JPMorgan Chase & Co. said the $13 billion settlement it reached with the Justice Department, state attorneys general and other agencies erased most of its potential liability in the sale of faulty mortgage investments that fueled the 2008 financial crisis.
"Today’s settlement resolves actual and potential civil claims by the Department of Justice, several state attorneys general, the Federal Deposit Insurance Corp., the National Credit Union Administration and the Federal Housing Finance Agency relating to residential mortgage-backed securities activities by JPMorgan Chase, Bear Stearns and Washington Mutual," the company said in a news release.

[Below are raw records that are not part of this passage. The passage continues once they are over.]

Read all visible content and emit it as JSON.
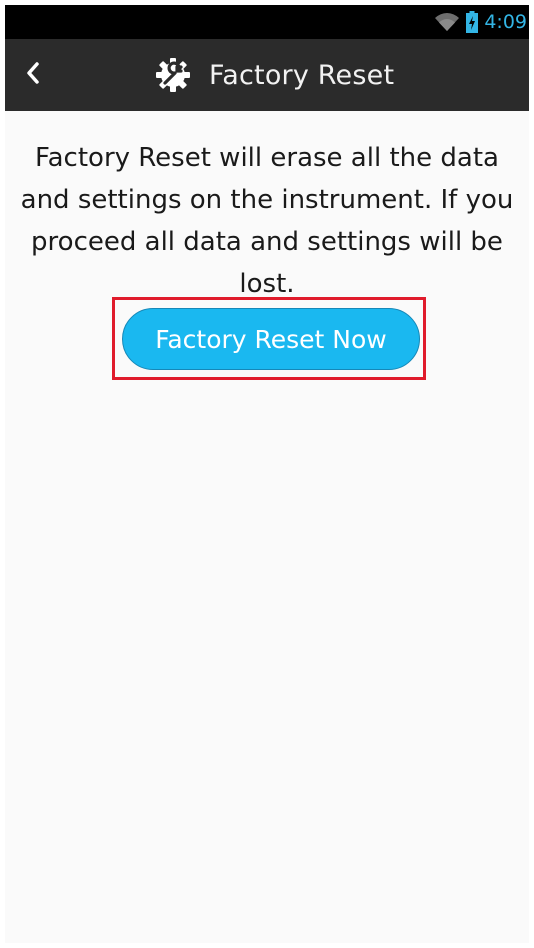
{
  "status_bar": {
    "time": "4:09",
    "wifi_icon": "wifi-icon",
    "battery_icon": "battery-charging-icon",
    "accent_color": "#33b5e5"
  },
  "action_bar": {
    "back_icon": "chevron-left-icon",
    "title_icon": "gear-wrench-icon",
    "title": "Factory Reset",
    "background_color": "#2b2b2b"
  },
  "main": {
    "message": "Factory Reset will erase all the data and settings on the instrument. If you proceed all data and settings will be lost.",
    "reset_button_label": "Factory Reset Now",
    "button_color": "#1ab8f0",
    "highlight_color": "#e01b2b"
  }
}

Under the settlement, JPMorgan will pay $9 billion in cash and provide $4 billion in assistance to borrowers, including principal reduction and refinancing of mortgages at lower rates. The company said it is “fully reserved” for the settlement.
"We are pleased to have concluded this extensive agreement with the President’s RMBS Working Group and to have resolved the civil claims of the Department of Justice and others. Today’s settlement covers a very significant portion of legacy mortgage-backed securities-related issues for JPMorgan Chase, as well as Bear Stearns and Washington Mutual," JPMorgan Chief Executive Jamie Dimon said in a statement.
The nation’s largest bank faces several unrelated lawsuits and criminal investigations from its vast business, not just its role in the housing bust.
The Justice Department's news release on the settlement noted high up: "The settlement does not absolve JPMorgan or its employees from facing any possible criminal charges."